↓

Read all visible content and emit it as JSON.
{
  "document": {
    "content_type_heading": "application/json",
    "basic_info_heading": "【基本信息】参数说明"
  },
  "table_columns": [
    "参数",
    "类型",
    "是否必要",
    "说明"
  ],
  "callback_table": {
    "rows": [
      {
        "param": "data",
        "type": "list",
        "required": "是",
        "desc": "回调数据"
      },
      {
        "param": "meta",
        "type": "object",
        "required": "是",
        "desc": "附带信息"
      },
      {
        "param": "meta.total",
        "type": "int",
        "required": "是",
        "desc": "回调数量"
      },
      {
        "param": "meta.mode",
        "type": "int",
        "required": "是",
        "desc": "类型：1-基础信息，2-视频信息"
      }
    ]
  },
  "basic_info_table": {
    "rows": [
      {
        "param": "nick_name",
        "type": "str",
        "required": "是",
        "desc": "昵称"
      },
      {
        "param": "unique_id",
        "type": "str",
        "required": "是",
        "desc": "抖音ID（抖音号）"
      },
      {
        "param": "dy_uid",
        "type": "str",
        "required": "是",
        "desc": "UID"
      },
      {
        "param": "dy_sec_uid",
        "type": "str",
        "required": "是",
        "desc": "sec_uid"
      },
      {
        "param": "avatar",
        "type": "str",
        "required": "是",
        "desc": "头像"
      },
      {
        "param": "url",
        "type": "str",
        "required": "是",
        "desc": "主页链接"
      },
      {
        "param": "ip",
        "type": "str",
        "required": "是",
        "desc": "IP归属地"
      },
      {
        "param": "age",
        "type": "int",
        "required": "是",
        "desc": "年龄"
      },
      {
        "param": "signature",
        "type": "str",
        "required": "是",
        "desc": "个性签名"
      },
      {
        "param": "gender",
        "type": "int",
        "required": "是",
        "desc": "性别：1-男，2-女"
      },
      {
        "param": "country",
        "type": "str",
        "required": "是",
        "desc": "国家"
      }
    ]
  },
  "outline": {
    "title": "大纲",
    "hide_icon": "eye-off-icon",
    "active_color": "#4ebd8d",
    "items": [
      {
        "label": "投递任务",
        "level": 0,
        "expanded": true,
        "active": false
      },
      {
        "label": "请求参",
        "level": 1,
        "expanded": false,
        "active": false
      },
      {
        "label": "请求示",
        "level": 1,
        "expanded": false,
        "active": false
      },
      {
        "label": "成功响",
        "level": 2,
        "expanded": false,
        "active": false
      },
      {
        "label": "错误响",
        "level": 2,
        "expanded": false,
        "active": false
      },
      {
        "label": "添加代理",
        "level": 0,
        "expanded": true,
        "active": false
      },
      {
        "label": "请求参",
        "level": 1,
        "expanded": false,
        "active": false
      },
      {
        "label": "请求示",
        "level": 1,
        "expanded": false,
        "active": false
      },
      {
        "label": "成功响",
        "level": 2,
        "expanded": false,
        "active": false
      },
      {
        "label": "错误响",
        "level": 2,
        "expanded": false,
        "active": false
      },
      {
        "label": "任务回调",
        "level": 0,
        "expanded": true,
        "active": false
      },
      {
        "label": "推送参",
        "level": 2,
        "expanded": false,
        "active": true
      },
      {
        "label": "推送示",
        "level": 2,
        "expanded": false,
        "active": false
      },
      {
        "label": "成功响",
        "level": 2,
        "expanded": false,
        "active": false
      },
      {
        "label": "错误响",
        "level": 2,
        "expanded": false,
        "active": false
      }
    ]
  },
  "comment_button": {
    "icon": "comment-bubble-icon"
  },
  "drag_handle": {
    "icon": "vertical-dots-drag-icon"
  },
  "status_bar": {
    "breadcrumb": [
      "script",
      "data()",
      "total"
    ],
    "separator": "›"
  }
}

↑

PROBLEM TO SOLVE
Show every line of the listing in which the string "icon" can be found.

ANSWER BOX
    "hide_icon": "eye-off-icon",
    "icon": "comment-bubble-icon"
    "icon": "vertical-dots-drag-icon"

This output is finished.